Ford made a hard push to chop the size of the Toronto city council in September. When an Ontario court stood in theway of his plan to chop the size of Toronto city council, he moved to invoke the notwithstanding clause – a drastic option that allows Canada’s legislatures to exempt legislation from certain Charter provisions. He didn’t need to use it in the end, but the threat rattled Canada and sparked a national debate.
Speaking of sparking debate, Ford’s conservative economic approach has resulted in massive spending cuts in some sensitive areas. He chopped funding for at-risk youth programs, French-language services and Indigenous culture to considerable controversy.
Perhaps his most defining move in affecting Canada’s conservatism, however, has been Ford’s cutthroat campaign against the federal price on carbon taxes. The Ontario premier cancelled the province’s cap and trade program and helped form a four-premier “resistance”to carbon taxes with the federal Conservative leader. His impact can’t be ignored, and it earned him the silver medal spot in this year’s Power Player of the Year list.
1. Foreign Affairs Minister Chrystia Freeland

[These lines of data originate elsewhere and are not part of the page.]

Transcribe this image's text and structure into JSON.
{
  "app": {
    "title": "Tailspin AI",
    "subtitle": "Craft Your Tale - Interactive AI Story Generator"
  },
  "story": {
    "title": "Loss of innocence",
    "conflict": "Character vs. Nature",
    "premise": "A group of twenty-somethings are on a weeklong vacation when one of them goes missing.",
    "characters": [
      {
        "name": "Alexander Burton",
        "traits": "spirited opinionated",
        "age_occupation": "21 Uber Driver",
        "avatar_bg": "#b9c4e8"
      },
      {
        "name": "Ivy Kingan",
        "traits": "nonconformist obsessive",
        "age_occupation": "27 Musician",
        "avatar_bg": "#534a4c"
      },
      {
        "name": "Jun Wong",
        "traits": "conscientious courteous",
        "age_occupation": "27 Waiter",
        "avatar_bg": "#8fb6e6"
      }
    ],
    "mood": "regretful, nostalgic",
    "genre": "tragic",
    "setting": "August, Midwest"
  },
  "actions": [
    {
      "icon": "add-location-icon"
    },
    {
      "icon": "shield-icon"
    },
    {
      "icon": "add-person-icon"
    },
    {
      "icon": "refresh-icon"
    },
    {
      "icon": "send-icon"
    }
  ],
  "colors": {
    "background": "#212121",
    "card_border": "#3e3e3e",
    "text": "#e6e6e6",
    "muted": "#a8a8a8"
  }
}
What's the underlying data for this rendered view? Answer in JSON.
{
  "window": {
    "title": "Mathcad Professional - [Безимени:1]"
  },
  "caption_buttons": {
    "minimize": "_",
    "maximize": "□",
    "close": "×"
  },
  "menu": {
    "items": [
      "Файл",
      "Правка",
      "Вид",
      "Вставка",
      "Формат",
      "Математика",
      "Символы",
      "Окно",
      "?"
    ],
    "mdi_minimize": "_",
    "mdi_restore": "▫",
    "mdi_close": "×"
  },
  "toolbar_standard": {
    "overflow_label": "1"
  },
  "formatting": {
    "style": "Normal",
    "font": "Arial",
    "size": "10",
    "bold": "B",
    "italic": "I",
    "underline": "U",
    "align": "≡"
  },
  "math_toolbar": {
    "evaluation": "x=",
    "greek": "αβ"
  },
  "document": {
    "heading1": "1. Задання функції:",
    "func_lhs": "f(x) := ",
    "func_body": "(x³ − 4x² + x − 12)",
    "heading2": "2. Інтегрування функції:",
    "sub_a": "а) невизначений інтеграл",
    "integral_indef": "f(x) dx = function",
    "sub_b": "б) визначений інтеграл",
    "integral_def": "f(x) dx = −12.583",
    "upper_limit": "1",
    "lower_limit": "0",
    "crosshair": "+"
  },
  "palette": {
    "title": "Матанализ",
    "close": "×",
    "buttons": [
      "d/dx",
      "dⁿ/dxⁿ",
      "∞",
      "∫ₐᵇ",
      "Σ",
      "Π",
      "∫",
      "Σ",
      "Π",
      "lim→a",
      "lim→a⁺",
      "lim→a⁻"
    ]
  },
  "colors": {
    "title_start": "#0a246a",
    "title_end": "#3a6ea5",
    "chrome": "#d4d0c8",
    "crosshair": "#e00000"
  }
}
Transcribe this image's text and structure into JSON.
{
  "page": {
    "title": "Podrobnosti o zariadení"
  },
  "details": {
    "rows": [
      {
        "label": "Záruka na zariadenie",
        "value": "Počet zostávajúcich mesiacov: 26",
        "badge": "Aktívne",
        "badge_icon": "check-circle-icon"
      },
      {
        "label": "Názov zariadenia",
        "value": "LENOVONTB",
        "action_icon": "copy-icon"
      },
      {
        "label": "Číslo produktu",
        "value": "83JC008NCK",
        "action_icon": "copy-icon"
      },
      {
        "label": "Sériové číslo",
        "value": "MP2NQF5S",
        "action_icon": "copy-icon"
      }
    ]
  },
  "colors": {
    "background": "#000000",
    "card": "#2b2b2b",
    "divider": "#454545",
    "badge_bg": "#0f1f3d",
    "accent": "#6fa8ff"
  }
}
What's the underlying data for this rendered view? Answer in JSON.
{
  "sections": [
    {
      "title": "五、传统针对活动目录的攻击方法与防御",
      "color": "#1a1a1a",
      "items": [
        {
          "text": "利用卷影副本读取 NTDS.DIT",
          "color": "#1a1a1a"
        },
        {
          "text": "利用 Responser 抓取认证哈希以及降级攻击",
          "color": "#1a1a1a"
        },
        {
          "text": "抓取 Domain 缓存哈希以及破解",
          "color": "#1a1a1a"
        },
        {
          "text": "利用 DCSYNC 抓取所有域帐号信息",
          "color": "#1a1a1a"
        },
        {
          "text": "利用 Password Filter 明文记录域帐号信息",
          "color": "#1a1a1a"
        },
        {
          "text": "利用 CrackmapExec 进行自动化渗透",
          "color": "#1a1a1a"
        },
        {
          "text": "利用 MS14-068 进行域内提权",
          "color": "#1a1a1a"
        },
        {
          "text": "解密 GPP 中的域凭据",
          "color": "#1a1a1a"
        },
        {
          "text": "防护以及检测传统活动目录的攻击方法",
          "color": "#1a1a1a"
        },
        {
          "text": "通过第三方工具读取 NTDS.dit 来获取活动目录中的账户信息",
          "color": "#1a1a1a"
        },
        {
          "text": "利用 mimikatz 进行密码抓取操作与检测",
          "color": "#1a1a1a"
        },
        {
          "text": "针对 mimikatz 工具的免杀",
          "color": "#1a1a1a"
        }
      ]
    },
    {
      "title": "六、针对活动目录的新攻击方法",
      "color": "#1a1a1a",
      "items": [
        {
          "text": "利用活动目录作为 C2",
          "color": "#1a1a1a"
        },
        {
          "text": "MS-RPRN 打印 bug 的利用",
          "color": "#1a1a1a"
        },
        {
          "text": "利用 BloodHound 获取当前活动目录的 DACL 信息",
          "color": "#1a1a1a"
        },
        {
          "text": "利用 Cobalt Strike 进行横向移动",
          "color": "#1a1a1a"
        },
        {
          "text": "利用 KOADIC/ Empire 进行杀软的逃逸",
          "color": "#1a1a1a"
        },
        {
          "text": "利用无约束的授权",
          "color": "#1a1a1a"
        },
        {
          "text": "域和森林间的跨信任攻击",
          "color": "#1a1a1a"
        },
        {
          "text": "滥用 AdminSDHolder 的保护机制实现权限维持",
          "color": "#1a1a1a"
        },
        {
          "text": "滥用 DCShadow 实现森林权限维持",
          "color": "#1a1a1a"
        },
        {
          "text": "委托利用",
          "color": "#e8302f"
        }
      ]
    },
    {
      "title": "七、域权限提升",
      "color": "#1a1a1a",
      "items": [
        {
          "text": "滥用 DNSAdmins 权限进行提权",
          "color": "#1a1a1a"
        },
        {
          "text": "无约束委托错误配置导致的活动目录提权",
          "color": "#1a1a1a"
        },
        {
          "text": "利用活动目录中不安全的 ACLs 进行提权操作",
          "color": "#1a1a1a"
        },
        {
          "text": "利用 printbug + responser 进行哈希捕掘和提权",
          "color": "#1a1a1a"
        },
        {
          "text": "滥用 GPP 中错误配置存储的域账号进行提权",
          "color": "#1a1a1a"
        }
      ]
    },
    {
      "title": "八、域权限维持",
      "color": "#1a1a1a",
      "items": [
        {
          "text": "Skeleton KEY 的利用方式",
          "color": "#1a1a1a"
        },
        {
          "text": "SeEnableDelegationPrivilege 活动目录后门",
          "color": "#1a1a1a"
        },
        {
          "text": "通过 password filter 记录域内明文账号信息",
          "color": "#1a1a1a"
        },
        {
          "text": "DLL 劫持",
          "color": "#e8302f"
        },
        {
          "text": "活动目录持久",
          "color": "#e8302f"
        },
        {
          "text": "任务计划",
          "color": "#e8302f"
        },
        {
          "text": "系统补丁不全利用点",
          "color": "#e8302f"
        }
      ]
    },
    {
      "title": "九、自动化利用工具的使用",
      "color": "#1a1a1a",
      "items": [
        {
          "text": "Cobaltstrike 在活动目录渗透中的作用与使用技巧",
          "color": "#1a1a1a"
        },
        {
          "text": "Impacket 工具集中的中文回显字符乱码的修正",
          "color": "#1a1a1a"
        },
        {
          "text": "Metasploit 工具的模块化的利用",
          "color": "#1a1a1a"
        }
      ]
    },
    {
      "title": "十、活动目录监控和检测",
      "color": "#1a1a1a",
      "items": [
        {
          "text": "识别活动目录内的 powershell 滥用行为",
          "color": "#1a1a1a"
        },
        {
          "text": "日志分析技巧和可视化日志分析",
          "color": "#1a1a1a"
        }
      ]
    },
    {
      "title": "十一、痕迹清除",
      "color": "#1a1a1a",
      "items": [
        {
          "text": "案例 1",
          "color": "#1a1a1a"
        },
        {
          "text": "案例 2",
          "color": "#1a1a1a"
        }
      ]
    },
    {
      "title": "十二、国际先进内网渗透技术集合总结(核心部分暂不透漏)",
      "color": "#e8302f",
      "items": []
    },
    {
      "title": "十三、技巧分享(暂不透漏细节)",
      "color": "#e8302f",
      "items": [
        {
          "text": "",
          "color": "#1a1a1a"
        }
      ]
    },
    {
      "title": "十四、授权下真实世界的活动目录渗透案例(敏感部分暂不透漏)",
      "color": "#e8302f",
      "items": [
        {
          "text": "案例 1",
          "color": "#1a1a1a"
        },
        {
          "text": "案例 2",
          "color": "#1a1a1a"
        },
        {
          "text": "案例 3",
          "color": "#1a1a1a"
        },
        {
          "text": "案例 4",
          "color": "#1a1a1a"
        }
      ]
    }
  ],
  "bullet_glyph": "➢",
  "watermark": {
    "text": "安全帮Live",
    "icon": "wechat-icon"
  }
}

Some of the year’s biggest headlines all had one thing in common: foreign affairs. Topping that list was the fact that Canada landed in multiple diplomatic pickles and revamped the NAFTA deal. A former journalist – who can often be found rushing around in running shoes – helmed the dramatic file every step of the way.
Canada’s foreign affairs team seemed to be in Washington as often as they were in Ottawa as they eked out a new NAFTA deal. The negotiation was acrimonious at times, but at the end of the day – pending congressional cooperation – the only thing left for Canada, U.S. and Mexico to negotiate is whether to call the new deal “USMCA” or “CUSMA” – and to remove those pesky steel and aluminum tariffs.
It wasn’t only the U.S. and Mexico that Canada’s foreign affairs minister took on this year. Freeland sparked a diplomatic rift with Saudi Arabia with a tweet heard around the world. She called for the release of jailed Saudi human rights activists on Twitter, prompting the Saudi government to recall its ambassador and bar ours from returning to the kingdom. They also placed a ban on new trade.
Freeland’s latest challenge is navigating a choice between China and the United States. The arrest of Huawei CFO Meng Wanzhou, pending her extradition to the United States, has been painted as an illegal detention by the Chinese, who have since detained three Canadian citizens.
For deftly navigating the massive curveballs thrown at her, Chrystia Freeland tops the list of the 2018 Power Players of the Year.